> [MATERIAL PROVIDED]:

*** Block opens ***

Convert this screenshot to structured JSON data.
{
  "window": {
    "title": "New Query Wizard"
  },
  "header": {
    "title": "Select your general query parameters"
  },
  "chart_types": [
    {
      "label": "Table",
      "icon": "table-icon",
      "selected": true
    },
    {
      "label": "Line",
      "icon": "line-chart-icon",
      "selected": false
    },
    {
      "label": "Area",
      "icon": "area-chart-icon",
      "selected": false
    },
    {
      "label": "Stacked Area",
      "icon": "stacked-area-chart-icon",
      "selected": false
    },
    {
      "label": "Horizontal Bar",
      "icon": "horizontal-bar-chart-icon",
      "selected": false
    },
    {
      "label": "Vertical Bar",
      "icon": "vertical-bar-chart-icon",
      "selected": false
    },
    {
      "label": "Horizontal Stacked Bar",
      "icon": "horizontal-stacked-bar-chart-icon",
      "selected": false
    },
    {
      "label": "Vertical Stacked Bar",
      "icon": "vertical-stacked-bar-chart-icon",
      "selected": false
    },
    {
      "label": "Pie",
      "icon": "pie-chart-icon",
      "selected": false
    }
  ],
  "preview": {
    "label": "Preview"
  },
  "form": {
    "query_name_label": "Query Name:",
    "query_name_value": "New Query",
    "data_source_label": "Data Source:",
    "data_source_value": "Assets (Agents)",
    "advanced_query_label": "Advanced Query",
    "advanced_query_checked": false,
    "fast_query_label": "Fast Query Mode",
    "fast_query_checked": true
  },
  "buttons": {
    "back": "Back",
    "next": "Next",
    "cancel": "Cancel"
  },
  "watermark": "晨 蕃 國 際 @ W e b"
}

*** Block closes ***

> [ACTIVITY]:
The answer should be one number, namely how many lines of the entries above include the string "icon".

> [YOUR RESPONSE]:
9